Spinal injections can be used in two ways. First, they can often confirm and localize the source oft he pain. Second, they are therapeutic in that they relieve the pain.
The effect may be temporary, in less severe cases it often provides long lasting pain relief.
Even if not lasting, the injection can be very beneficial for a patient during an acute episode.
Spinal injections are often used prior to major surgery to confirm the origin oft he pain.
Transforaminal epidural steroid injections or selective nerve root blocks are given for two major pain problems: radiculopathy (sciatica) and spinal stenosis.
These conditions usually occur in two areas: the neck and the lower back.

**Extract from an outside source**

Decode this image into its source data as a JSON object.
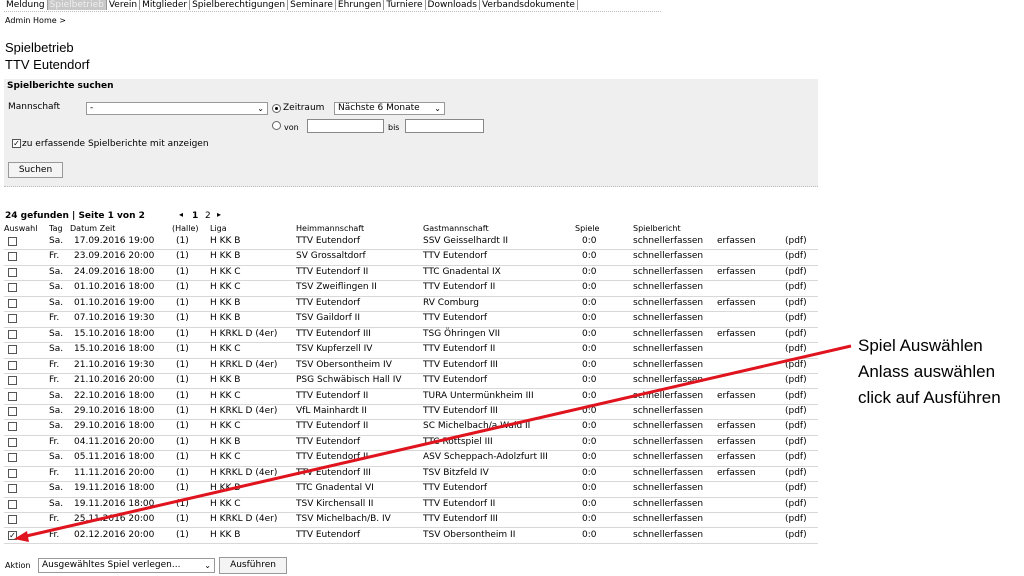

They can cause neck or lower back pain and may radiate into arm or leg.
Compression of the spinal cord (myelon) or nerve root by a herniated disc or osteophytes (bone spurs) leads to inflammation, which is adressed by the steroid.

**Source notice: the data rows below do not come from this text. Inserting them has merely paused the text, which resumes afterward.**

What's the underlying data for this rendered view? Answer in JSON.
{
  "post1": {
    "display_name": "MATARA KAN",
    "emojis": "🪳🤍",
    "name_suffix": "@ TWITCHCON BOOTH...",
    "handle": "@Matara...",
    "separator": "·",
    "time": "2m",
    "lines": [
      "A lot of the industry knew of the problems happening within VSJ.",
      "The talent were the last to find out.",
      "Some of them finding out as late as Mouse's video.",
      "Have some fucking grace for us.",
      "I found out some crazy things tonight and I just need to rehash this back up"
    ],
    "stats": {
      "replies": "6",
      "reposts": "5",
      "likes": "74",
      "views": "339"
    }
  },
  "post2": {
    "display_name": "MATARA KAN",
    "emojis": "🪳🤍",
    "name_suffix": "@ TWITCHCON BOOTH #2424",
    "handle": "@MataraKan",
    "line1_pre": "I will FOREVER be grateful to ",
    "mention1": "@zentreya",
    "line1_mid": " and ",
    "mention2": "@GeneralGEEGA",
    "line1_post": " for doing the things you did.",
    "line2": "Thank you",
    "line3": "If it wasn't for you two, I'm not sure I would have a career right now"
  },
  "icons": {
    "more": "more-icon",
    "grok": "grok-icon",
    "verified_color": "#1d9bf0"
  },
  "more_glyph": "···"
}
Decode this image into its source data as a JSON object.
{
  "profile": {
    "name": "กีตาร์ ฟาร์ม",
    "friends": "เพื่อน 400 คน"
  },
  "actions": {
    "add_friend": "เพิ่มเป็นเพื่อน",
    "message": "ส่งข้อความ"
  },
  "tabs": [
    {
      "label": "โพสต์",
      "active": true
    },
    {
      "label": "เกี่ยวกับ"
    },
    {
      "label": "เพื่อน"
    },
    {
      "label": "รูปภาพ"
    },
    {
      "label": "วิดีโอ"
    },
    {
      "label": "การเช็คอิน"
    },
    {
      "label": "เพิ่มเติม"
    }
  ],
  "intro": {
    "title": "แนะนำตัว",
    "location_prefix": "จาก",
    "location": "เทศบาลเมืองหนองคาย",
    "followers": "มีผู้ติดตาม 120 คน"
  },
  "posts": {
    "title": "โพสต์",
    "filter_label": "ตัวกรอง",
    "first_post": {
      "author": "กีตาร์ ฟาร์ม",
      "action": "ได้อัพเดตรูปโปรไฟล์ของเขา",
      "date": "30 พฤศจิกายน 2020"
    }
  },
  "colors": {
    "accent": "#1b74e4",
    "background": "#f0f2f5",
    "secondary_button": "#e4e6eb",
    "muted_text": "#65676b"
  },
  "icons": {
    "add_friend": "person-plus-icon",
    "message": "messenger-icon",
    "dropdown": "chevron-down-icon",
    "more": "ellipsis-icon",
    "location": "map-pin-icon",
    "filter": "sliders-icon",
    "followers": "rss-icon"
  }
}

Injections deliver medication directly to the source oft he pain. In contrast, oral steroids have a dispersed, less focused impact, need higher dosage and may work less effective whilst they may have side effects. Injections don´t work as a simple painkiller, but reduce inflammation and swelling oft he nerve.
The injection does not widen the narrow spinal passages, but it indirectly reduces the diameter of the formerly swollen thick nerve. The nerve has enough space again, it is not compressed anymore, the pain resolves.

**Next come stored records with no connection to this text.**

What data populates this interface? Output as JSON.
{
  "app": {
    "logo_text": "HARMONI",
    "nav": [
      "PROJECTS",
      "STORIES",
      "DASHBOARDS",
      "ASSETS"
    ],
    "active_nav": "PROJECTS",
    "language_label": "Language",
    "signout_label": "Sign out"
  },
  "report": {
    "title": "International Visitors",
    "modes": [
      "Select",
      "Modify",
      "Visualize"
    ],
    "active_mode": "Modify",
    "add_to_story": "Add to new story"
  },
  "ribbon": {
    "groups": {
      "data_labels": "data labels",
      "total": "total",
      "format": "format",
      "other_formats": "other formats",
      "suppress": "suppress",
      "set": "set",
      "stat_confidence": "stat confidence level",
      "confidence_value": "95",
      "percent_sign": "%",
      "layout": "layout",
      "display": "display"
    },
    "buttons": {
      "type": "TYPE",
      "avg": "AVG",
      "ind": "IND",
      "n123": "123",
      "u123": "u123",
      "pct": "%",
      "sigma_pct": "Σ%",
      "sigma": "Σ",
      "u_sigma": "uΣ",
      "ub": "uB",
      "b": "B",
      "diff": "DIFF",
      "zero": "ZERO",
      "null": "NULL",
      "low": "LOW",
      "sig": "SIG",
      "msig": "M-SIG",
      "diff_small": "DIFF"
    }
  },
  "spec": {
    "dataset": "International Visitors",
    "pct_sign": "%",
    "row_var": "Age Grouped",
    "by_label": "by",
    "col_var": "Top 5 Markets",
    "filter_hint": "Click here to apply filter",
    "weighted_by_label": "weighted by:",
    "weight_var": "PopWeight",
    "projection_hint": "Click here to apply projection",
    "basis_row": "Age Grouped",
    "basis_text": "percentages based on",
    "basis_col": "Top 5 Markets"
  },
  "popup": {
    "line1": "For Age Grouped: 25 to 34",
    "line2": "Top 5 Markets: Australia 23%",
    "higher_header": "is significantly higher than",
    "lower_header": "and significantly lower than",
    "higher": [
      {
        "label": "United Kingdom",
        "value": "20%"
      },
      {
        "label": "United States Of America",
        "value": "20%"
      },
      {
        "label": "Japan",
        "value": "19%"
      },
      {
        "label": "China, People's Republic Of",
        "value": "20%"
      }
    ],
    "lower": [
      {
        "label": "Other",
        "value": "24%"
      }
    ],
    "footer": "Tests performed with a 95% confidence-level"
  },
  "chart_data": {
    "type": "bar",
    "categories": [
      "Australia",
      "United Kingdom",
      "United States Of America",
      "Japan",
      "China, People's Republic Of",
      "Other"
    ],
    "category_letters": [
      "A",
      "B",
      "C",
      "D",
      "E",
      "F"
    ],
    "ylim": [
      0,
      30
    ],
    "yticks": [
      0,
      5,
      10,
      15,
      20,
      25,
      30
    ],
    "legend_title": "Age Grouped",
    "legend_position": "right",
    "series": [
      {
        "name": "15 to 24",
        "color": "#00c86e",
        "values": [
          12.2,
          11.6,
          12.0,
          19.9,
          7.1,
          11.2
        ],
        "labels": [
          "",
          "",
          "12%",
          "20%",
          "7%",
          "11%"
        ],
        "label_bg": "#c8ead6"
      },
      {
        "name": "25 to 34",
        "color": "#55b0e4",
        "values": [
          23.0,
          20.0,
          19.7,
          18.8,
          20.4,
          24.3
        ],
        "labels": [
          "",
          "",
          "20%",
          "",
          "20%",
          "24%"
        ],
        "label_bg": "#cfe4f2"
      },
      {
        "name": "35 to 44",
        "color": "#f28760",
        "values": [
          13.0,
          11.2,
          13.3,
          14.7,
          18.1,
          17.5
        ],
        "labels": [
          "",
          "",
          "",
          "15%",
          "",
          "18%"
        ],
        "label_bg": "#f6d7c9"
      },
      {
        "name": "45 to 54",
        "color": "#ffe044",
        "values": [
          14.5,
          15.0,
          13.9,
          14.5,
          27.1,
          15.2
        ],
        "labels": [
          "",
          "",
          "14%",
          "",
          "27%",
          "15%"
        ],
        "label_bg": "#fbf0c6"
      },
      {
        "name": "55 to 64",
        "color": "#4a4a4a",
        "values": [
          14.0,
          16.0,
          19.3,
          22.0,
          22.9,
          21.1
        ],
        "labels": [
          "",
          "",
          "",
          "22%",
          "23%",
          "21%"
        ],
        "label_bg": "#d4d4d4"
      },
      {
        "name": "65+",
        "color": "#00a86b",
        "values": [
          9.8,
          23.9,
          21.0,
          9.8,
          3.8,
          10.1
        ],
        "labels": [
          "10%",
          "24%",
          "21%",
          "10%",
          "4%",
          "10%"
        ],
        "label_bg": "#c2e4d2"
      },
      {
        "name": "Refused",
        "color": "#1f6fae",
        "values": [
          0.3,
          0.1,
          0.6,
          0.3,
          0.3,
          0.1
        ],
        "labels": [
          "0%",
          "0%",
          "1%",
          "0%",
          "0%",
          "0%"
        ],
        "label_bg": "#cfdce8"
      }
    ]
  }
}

Patients who have had back surgery may also benefit from the injection, if they suffer from scar tissue pressing on the nerve root or a recurrent slipped disc.
The injections can be given CT-guided, under fluoroscpy or in patients with a normal anatomy of the spine as well without thechnical support (by palpating anatomical landmarks).
Spinal injections are not used for non-specific low back pain.
CT-guided epidural injections are given by Dr. Döbber in Hamburg or Elmshorn.
Read more under orthopaedic therapy.